= Beginning of Section =
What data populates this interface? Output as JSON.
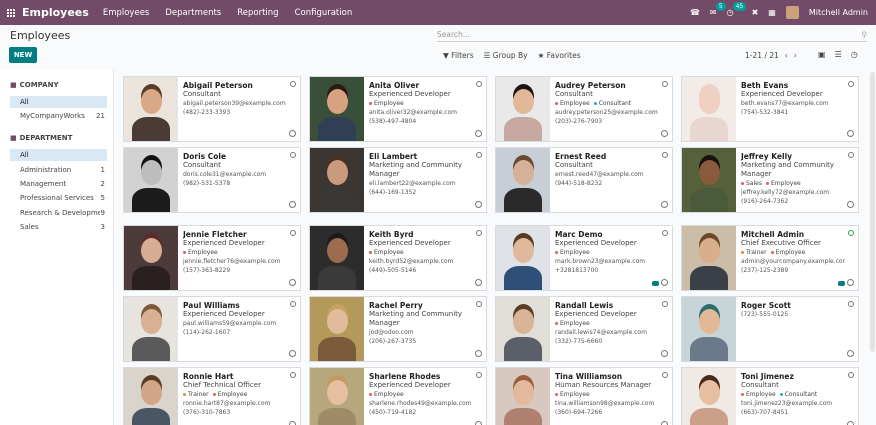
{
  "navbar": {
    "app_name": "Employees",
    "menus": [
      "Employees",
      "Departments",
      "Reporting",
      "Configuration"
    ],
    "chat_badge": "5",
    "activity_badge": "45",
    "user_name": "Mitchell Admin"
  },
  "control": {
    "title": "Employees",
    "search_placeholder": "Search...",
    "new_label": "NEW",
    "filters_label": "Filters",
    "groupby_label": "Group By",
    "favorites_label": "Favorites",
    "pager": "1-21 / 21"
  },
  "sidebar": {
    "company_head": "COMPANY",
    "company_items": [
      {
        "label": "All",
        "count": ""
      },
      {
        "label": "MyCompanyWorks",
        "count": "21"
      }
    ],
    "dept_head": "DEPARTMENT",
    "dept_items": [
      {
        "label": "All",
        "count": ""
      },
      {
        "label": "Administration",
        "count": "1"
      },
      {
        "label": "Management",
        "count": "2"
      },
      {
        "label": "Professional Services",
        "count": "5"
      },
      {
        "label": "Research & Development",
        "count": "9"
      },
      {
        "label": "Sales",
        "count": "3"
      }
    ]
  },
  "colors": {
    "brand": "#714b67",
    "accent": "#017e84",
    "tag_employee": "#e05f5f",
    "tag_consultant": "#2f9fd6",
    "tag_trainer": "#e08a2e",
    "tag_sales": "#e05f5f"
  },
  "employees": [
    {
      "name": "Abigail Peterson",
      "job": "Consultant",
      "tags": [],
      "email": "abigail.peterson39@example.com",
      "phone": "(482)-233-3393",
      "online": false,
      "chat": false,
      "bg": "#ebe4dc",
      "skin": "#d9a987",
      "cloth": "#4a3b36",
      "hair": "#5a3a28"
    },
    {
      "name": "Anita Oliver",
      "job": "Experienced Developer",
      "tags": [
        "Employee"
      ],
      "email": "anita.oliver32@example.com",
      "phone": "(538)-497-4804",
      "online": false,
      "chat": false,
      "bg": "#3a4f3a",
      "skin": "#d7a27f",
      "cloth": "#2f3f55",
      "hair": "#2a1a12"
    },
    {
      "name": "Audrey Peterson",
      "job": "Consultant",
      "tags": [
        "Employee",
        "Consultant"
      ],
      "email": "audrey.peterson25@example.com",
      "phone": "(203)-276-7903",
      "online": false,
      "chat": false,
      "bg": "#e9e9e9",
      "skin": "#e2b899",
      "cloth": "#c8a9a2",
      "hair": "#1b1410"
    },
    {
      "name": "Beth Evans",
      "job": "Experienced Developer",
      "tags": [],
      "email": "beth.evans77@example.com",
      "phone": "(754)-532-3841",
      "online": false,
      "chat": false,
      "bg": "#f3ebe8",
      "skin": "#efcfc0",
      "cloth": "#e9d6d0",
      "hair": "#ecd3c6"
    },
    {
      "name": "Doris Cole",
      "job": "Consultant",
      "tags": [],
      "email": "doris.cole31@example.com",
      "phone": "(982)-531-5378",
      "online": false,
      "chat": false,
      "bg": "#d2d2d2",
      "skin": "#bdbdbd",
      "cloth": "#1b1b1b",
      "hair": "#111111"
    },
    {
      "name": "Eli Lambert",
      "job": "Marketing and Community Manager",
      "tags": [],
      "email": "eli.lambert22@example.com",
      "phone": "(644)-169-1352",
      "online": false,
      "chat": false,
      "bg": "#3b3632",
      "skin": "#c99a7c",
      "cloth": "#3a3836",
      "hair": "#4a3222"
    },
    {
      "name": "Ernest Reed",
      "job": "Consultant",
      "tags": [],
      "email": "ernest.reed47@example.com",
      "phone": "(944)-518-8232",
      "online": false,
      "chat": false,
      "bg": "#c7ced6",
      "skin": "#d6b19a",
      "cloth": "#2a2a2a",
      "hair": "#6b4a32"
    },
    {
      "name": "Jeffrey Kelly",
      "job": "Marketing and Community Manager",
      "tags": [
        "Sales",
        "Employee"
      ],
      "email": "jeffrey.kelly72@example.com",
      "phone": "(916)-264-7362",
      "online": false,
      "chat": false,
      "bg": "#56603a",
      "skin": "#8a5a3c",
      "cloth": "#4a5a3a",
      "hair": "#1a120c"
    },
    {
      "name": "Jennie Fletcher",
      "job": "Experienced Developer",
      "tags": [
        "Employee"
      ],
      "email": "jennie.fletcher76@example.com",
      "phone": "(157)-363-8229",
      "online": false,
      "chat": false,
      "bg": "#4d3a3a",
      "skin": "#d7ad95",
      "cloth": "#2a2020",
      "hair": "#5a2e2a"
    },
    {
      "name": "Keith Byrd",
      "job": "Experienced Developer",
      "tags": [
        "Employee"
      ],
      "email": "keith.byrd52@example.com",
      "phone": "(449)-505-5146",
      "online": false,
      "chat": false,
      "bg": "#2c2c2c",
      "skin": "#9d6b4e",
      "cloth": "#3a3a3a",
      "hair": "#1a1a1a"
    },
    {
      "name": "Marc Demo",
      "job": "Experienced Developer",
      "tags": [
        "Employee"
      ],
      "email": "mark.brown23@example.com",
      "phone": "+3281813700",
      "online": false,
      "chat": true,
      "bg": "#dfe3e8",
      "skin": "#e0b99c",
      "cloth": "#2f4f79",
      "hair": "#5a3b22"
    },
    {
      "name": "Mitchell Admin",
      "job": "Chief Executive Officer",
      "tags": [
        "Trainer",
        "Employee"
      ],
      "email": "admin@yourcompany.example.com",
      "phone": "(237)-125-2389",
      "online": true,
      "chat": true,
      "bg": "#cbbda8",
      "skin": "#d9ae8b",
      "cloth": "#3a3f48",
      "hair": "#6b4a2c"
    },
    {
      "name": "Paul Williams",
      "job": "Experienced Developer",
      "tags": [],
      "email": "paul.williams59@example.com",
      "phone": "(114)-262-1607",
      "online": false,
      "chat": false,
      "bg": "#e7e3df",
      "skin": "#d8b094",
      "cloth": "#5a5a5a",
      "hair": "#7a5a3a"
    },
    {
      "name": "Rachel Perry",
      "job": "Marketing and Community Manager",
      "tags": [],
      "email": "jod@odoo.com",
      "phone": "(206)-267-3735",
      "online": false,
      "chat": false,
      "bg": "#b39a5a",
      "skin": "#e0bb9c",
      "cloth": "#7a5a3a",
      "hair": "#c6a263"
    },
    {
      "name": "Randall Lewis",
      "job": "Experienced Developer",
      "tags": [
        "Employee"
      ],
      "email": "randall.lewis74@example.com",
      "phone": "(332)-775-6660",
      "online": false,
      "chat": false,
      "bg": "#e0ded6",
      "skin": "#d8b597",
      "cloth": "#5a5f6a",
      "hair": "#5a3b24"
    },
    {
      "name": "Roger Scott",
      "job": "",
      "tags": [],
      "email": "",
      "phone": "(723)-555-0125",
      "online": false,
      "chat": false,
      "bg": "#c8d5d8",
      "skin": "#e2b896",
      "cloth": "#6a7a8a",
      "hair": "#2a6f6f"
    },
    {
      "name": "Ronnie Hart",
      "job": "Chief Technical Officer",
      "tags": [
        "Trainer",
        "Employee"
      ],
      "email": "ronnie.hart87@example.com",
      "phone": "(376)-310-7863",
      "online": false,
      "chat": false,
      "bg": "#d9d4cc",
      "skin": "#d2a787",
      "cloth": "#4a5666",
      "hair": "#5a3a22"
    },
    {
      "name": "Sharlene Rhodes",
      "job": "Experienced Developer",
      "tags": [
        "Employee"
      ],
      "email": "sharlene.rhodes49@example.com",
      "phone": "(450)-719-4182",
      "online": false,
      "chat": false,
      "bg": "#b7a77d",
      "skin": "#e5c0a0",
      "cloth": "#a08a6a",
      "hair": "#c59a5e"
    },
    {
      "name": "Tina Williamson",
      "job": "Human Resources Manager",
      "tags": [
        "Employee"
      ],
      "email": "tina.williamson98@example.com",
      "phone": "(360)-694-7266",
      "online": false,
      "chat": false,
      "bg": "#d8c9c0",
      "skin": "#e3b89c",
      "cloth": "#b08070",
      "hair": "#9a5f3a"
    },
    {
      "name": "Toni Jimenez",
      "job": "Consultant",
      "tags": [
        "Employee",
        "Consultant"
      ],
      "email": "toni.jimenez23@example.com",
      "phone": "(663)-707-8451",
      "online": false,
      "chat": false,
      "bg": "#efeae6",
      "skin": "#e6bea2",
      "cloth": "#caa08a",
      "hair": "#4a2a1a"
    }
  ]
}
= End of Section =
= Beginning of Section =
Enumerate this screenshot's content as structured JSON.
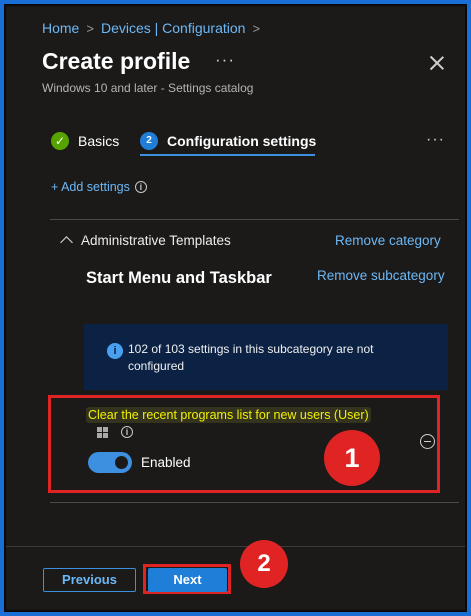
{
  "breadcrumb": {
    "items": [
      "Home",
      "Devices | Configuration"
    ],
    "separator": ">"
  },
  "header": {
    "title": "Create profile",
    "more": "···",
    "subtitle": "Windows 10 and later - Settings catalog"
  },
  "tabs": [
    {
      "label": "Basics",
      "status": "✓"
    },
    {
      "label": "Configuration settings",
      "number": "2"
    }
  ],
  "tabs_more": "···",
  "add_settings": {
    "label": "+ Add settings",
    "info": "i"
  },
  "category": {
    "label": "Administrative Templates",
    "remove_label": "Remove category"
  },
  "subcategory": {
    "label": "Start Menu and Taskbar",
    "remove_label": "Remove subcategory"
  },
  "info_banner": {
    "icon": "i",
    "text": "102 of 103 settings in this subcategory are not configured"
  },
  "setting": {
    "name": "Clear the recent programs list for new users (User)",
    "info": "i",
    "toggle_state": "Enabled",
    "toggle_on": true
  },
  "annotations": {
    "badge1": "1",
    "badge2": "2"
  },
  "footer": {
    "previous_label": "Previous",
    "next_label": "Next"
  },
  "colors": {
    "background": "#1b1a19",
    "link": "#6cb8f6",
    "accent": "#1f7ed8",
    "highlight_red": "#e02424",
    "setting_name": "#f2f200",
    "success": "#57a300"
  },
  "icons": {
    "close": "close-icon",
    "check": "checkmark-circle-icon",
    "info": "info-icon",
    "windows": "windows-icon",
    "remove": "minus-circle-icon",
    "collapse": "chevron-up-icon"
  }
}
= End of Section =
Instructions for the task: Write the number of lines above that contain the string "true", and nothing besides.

Answer: 4